The crushing defeat suffered by Democrats and their presidential candidate last year inspired many party loyalists to reconsider their political strategy and their funding priorities. It was a healthy, if overdue sign, and some hopeful new work has commenced. But despite the needed questioning of business as usual, there's little evidence of any widespread shift away from the failed paradigms that have dominated liberal activism for many years.
In one encouraging development, progressives who realize the American Legislative Exchange Council (ALEC) has been advancing corporate ideology and lawmaking at the state level effectively for 32 years are working to counter it. The new Progressive Legislative Action Network (PLAN) will develop and spread model progressive legislation and build a communication network among progressive state officials.
ALEC was one of many corporate-funded think tanks initiated in the early 1970s -- a flurry many attributed to the influential Powell Memo, a call to arms by soon-to-be Supreme Court Justice Lewis Powell. He called upon business leaders not to replace Democrats with Republicans, but to focus on systemic change to strengthen corporate power via "careful long-range planning and implementation, in consistency of action over an indefinite period of years."
Powell emphasized the importance of the judicial branch and called on the U.S. Chamber of Commerce to intervene in court cases with legal briefs and PR campaigns to balance the influence of liberal groups like the ACLU.
Powell, who died in 1998, would have been thrilled to hear the ACLU's arguments in the 2003 Nike v. Kasky Supreme Court battle. Rather than oppose expansion of corporate dominance, the ACLU argued for Nike, right alongside the Chamber of Commerce and Business Roundtable, stating the corporation should enjoy a constitutional right to lie in its public relations material (the Court dismissed the case without a substantive ruling, leading to an out-of-court settlement).
While PLAN is a positive development in the realm of state legislation, I see little overall change coming from the big-money players in progressive politics (and no, "reframing" the same messages is not substantive change). Indeed, fresh thinking seems less common than acting out Benjamin Franklin's definition of insanity, "doing the same thing over and over again and expecting different results."
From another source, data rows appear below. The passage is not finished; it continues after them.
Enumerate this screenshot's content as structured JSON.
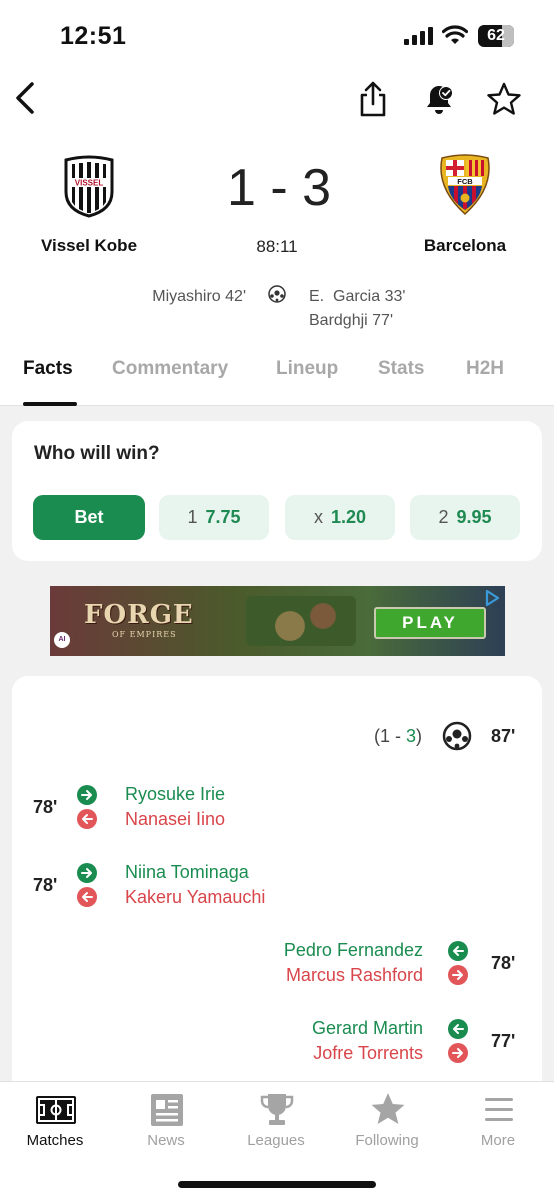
{
  "status_bar": {
    "time": "12:51",
    "battery": "62"
  },
  "match": {
    "home_team": "Vissel Kobe",
    "away_team": "Barcelona",
    "score": "1 - 3",
    "clock": "88:11",
    "home_scorers": [
      "Miyashiro 42'"
    ],
    "away_scorers": [
      "E.  Garcia 33'",
      "Bardghji 77'"
    ],
    "home_logo_text": "VISSEL",
    "away_logo_text": "FCB"
  },
  "tabs": [
    "Facts",
    "Commentary",
    "Lineup",
    "Stats",
    "H2H"
  ],
  "bet": {
    "title": "Who will win?",
    "bet_label": "Bet",
    "odds": [
      {
        "key": "1",
        "value": "7.75"
      },
      {
        "key": "x",
        "value": "1.20"
      },
      {
        "key": "2",
        "value": "9.95"
      }
    ]
  },
  "ad": {
    "title": "FORGE",
    "subtitle": "OF EMPIRES",
    "cta": "PLAY"
  },
  "events": {
    "goal": {
      "score_open": "(1 - ",
      "score_highlight": "3",
      "score_close": ")",
      "minute": "87'"
    },
    "substitutions": [
      {
        "minute": "78'",
        "player_in": "Ryosuke Irie",
        "player_out": "Nanasei Iino",
        "side": "home"
      },
      {
        "minute": "78'",
        "player_in": "Niina Tominaga",
        "player_out": "Kakeru Yamauchi",
        "side": "home"
      },
      {
        "minute": "78'",
        "player_in": "Pedro Fernandez",
        "player_out": "Marcus Rashford",
        "side": "away"
      },
      {
        "minute": "77'",
        "player_in": "Gerard Martin",
        "player_out": "Jofre Torrents",
        "side": "away"
      }
    ]
  },
  "bottom_nav": [
    {
      "label": "Matches",
      "icon": "pitch-icon",
      "active": true
    },
    {
      "label": "News",
      "icon": "news-icon",
      "active": false
    },
    {
      "label": "Leagues",
      "icon": "trophy-icon",
      "active": false
    },
    {
      "label": "Following",
      "icon": "star-icon",
      "active": false
    },
    {
      "label": "More",
      "icon": "menu-icon",
      "active": false
    }
  ],
  "colors": {
    "accent": "#1a8c50",
    "sub_out": "#d8454a",
    "background": "#f1f1f1"
  }
}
A typical recent bulletin from MoveOn proclaimed: "starting now, we're going to be a lot more focused on getting rid of the radical Republicans in the 2006 elections." They added, they need $200,000 within the week to succeed. Glad to see they'll finally put a little energy into electoral politics.
Their prior missive was to buy ads to stop the nomination of John Roberts. Before that was a call for donors to pitch in $250,000 that would again promptly be transferred not to grassroots activists, but to transnational media conglomerates in order to run "fire Tom Delay" ads.
My purpose isn't to pick on MoveOn (though their constant stream of reactive mobilizations are the enemy of the focused organizing work we need), but to illuminate the absence of movement-building strategy among the well-funded progressive organizations.
A handful of visionary organizations tackle the root issue of government of, by, and for corporations and the very rich. Grassroots organizations like ReclaimDemocracy.org, and Program on Corporations, Law and Democracy, along with regional groups like Democracy Unlimited in Eureka, CA, and the Community Environmental Legal Defense Fund in Pennsylvania, have worked for years to shift people's energy from damage control to taking the offensive against corporate dominance.
Both ReclaimDemocracy.org and Democracy Unlimited, for example, are advancing campaigns to strip corporations of the power to corrupt ballot initiatives with corporate cash. While starting with local and state-level campaigns, their sights are clearly set on overturning the court-created fiction of "corporate free speech" that overwhelms citizens' ability to govern.
So what's are the obstacles to building this movement? At the top of the list is money.
Of the four groups mentioned, the three I got budget information from reported combined anticipated income for 2005 of about $150,000 -- less than MoveOn often expects to raise for its crisis of the week.
Foundations, including those purporting to fund systemic change, largely have ignored repeated funding proposals from such groups. Browsing the web pages of many of those foundations reveals their funding goes almost entirely to one-time grants for individual projects -- the polar opposite of systemic change.
I'm both encouraged that these organizations could have made major impacts with so little money and angered they had to scrape by without funds to build a solid infrastructure. It seems progressives need to heed the advice of our progressive counterparts to Powell: worry less about replacing Republicans with Democrats, and instead focus on structural change.
Someday we too can enjoy "no lose" elections like corporate interests had with Kerry vs. Bush.
In the meantime, all of us have a choice to make with our own contributions of time or money that can lead the way to change. One great success of MoveOn is proving that average citizens can collectively raise funds that, if properly channeled, could change the future of our country.
Now we all must choose. Will we continue to give our money to damage control and fighting one crisis after another or will we fund those groups capable of shifting the balance of power from corporate elites back to we, the people?
Jeff Frant is a retired attorney in Boulder, CO. He can be reached at: firstname.lastname@example.org.